### Work to be completed
If a line of the records contains the string "Restore", copy it out.

### Provided entries
• • • •

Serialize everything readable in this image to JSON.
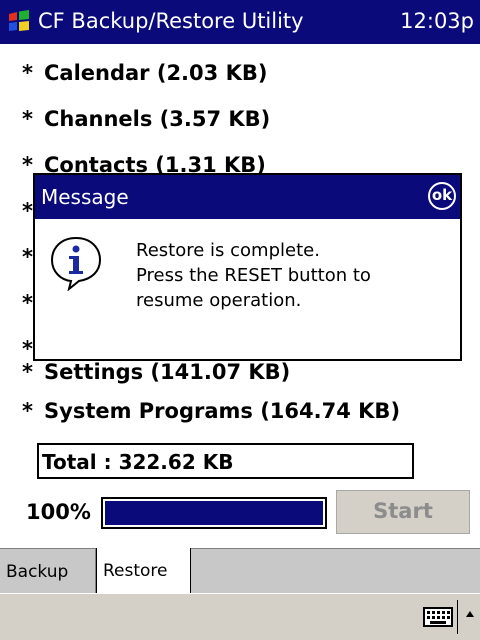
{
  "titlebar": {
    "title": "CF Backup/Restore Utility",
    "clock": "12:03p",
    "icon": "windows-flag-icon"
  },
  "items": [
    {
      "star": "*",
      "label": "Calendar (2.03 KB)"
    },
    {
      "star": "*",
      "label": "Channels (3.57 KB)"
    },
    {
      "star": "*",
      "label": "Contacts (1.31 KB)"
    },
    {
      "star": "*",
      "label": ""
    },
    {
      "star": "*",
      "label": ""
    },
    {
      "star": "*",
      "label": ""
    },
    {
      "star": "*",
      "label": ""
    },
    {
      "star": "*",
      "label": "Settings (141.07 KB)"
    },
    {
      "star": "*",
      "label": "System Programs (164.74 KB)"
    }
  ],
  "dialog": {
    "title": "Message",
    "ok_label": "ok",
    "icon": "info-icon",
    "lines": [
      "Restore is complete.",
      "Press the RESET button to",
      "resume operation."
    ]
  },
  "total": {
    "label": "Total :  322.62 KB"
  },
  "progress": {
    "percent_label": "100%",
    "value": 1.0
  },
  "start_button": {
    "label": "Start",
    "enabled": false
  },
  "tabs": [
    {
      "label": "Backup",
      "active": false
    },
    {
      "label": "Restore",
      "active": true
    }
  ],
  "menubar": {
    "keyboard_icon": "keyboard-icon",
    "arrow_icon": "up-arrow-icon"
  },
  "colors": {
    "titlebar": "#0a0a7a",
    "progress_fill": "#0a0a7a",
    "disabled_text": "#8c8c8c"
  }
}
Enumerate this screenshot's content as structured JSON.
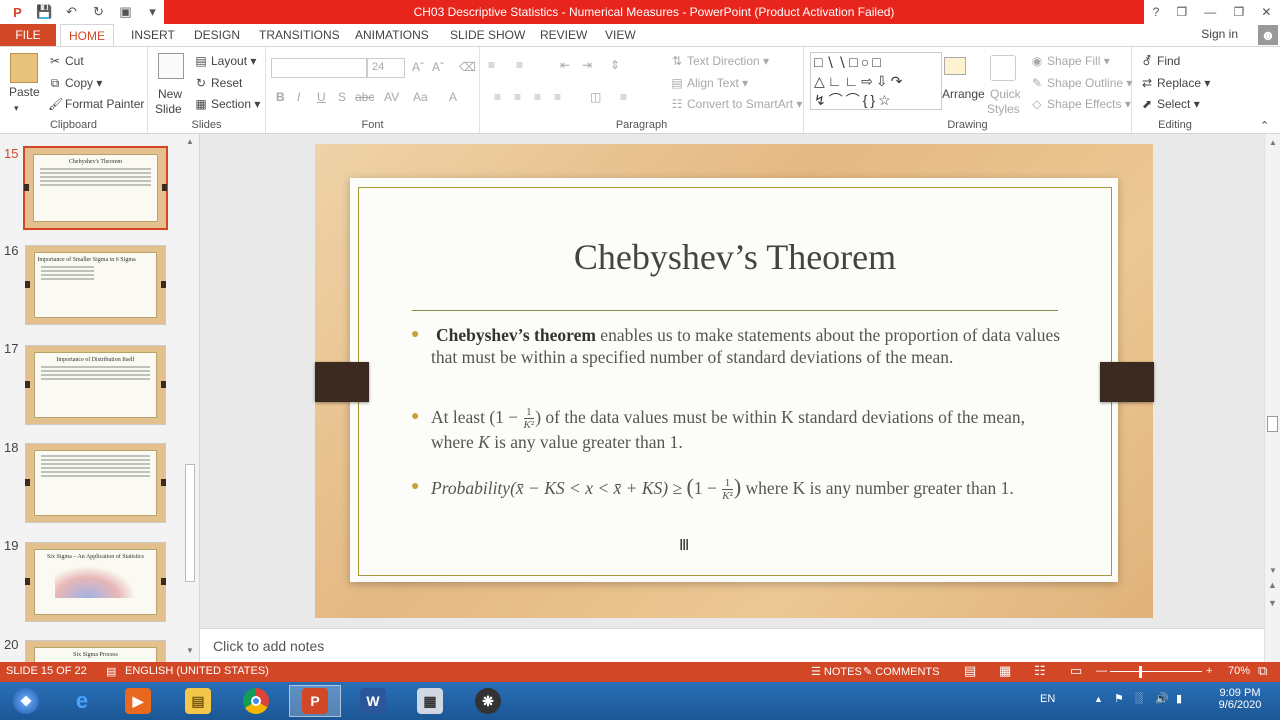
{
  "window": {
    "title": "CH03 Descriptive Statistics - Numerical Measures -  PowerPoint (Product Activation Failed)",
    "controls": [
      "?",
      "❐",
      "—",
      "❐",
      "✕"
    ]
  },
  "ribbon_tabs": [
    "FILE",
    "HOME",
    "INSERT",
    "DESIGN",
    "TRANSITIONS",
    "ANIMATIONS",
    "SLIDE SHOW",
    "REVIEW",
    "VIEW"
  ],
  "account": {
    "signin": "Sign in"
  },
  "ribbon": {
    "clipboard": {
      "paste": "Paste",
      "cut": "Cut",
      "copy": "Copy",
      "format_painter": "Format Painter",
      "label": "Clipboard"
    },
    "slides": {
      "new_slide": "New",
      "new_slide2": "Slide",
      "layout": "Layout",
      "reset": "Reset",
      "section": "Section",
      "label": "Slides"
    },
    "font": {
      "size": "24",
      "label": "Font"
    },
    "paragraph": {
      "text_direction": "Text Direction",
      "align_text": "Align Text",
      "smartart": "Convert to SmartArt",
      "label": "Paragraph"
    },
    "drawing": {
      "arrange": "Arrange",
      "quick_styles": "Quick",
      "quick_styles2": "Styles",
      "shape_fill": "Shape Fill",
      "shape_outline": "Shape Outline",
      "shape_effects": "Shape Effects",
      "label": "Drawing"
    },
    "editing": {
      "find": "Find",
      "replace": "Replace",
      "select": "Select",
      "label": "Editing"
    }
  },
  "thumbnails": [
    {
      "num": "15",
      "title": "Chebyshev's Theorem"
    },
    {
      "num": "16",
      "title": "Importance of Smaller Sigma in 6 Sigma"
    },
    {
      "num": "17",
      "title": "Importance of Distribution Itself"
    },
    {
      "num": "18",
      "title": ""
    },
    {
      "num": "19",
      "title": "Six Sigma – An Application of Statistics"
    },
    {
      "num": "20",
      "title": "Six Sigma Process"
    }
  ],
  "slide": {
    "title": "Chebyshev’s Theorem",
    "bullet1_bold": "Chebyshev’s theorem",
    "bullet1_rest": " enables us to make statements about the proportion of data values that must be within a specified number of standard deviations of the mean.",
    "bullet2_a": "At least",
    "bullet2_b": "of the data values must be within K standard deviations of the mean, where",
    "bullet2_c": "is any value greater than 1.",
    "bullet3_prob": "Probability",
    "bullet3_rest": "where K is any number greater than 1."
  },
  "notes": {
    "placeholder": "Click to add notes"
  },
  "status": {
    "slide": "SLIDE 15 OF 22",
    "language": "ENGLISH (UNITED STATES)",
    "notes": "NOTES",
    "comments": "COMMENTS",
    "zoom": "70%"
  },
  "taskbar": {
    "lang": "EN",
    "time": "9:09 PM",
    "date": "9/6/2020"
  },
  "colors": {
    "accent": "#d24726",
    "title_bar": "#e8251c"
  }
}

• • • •

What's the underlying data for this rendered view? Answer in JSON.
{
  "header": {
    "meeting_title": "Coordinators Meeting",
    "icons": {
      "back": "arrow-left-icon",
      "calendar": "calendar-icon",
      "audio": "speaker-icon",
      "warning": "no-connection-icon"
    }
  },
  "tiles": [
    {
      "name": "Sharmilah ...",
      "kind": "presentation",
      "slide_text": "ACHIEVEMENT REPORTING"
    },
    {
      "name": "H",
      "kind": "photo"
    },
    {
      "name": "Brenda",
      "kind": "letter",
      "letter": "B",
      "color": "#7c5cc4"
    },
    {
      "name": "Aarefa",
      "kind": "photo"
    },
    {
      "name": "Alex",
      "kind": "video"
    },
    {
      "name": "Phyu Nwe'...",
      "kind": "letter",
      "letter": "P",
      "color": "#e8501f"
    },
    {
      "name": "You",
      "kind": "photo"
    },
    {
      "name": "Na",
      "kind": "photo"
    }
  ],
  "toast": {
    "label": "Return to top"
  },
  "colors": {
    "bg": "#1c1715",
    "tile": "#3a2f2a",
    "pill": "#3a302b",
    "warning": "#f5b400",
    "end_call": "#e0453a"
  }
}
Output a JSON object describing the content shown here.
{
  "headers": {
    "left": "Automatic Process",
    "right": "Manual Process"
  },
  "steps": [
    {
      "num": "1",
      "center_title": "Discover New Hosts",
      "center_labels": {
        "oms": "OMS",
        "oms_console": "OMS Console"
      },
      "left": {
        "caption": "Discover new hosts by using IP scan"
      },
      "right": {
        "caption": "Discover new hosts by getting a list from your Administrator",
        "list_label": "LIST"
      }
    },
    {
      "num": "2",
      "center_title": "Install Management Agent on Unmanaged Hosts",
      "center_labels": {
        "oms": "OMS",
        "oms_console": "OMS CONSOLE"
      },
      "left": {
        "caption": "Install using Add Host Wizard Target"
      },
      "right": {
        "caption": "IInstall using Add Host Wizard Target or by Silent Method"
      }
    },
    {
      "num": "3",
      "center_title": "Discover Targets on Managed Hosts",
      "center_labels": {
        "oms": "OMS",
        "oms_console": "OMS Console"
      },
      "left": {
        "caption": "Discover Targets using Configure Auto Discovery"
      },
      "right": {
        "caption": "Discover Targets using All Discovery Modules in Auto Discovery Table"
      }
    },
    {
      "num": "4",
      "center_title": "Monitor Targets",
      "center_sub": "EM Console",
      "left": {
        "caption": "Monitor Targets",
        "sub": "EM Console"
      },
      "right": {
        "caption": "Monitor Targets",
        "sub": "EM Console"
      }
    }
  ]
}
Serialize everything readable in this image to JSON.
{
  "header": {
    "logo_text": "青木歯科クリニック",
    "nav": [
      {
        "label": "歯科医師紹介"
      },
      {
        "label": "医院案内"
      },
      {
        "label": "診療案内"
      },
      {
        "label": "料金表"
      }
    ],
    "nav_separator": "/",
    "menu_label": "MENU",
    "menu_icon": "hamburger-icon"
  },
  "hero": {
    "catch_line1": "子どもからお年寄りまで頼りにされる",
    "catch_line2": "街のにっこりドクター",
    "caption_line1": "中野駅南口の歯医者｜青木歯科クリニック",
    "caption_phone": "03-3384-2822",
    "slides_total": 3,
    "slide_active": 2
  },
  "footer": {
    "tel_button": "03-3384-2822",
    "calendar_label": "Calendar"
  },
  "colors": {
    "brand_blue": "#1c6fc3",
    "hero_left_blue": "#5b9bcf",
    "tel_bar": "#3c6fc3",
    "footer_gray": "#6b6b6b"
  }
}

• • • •

### Reply to the exercise
    "title": "CF Backup/Restore Utility",
      "Restore is complete.",
      "label": "Restore",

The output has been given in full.